Mother Nature is now moving sugars from leaves into the ground, i.e. roots, for winter storage. In the Northeast, October is a prime month to harvest and enjoy these crops. All roots become sweeter after a hard frost.
Thus the pungent roots like garlic, onions, radishes (including horseradish) are best harvested earlier, but the ones that we want to be sweet, like carrots, parsnips, beets, salsify, Jerusalem artichokes, turnips and dandelions can remain in the ground longer, especially if given some cover, like hay or leaves. However, beware, mice and other rodents also enjoy them and such covers provide shelter for these critters.
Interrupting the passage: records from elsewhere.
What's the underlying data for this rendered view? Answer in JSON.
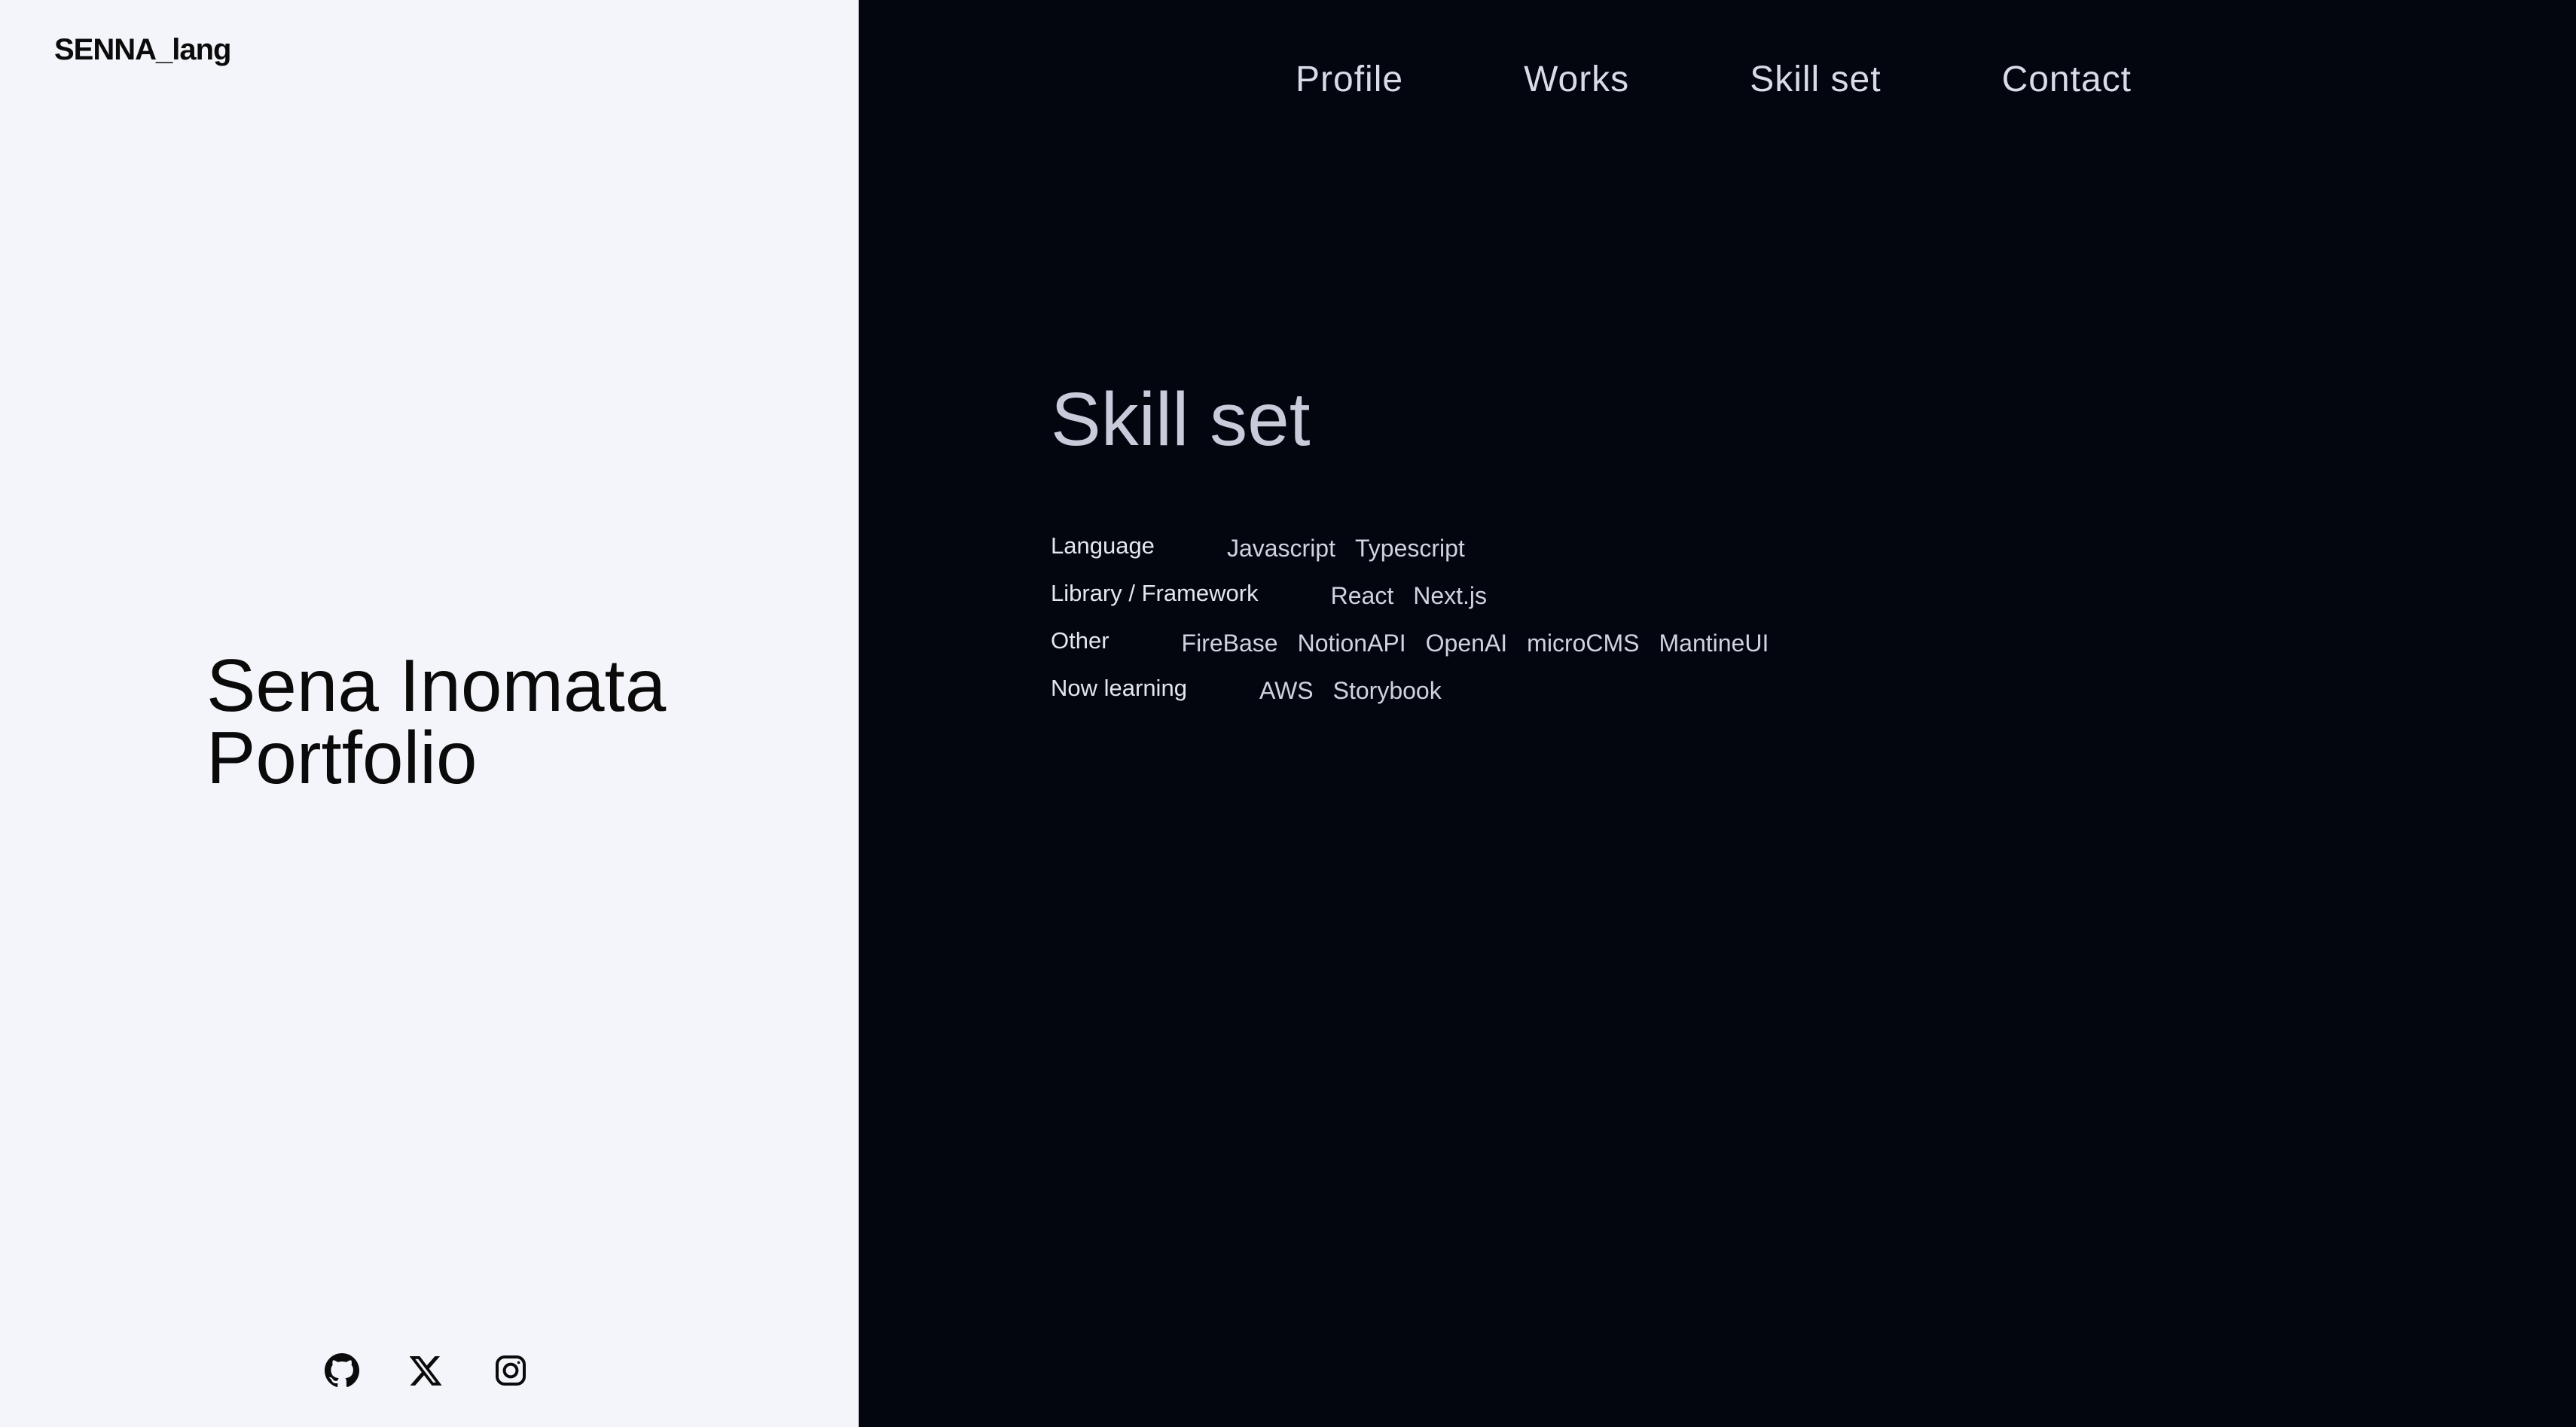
{
  "site": {
    "logo": "SENNA_lang"
  },
  "hero": {
    "line1": "Sena Inomata",
    "line2": "Portfolio"
  },
  "social": [
    "github-icon",
    "x-icon",
    "instagram-icon"
  ],
  "nav": {
    "items": [
      "Profile",
      "Works",
      "Skill set",
      "Contact"
    ]
  },
  "skillset": {
    "title": "Skill set",
    "rows": [
      {
        "category": "Language",
        "tags": [
          "Javascript",
          "Typescript"
        ]
      },
      {
        "category": "Library / Framework",
        "tags": [
          "React",
          "Next.js"
        ]
      },
      {
        "category": "Other",
        "tags": [
          "FireBase",
          "NotionAPI",
          "OpenAI",
          "microCMS",
          "MantineUI"
        ]
      },
      {
        "category": "Now learning",
        "tags": [
          "AWS",
          "Storybook"
        ]
      }
    ]
  },
  "colors": {
    "left_bg": "#f4f5fa",
    "right_bg": "#03060f",
    "text_dark": "#0a0a0a",
    "text_light": "#d9dbe6"
  }
}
Burdock root from first year plants can be harvested now, too. While burdock is known as a blood cleansing alterative herb as well as a food (gobo is its Japanese name), it’s not equally helpful for everyone. In fact, it’s actually contraindicated for people with O blood type, per Dr. Peter D’Adamo (Eat Right 4 Your Type)! I’ve reacted badly to it on several occasions (I’m type O).
Store root veggies in your refrigerator crisper drawers. Exceptions are sweet potatoes, white potatoes, garlic and ginger (rhizome). Onions store best in cold with low humidity; white potatoes, in the 40’s with high humidity; sweet potatoes, ginger and garlic are best stored at room temperature, with low humidity.
Black radishes (Raphanus niger, cruciferous family) grow well in the Northeast and were traditionally stored over the winter. They are larger than springtime radishes and the strongest tasting radishes that I’ve had, but probably the most beneficial!
Qualities of Black radishes:
Super alkalizing—neutralize acids from other foods
Digestive builder—for liver, gall bladder and bowel peristalsis
Estrogen balancers—favoring balance of the healthiest forms of estrogen
Aids in hypo-thyroidism, (not a source of goitrogen)
High in indole-3 carbinol, as are other cabbage family veggies
Indole-3 carbinol (from the Life Extension website):
“It is a sad fact that the very hormones we need to stay young can cause adverse effects as we age. Consumption of cruciferous vegetables, however, can favorably alter one’s hormone profile.
“For instance, animal studies have shown that the cruciferous vegetable extract indole-3-carbinol (I3C) modulates estrogen hormones by favorably changing the ratio of protective 2-hydroxyestrone versus the damaging 16-hydroxyestrone. Indole-3-carbinol also induces phase I and II detoxifying enzymes that can help neutralize estrogen metabolites and xenobiotic estrogen-like environmental chemicals.
“Human studies support the beneficial role of I3C in positively altering estrogen metabolism. Di-indoyl-methane (DIM), a phytonutrient found in cruciferous vegetables, has been shown in animal studies to help maintain normal levels of a potentially damaging estrogen called 4-hydroxyestrone.”
Tips: Peel to use raw or cook like a turnip (black radishes are denser so allow for longer cooking time). Grating will lessen cooking time. Put grated radish in soups and stews in the last 10 to 15 minutes of cooking.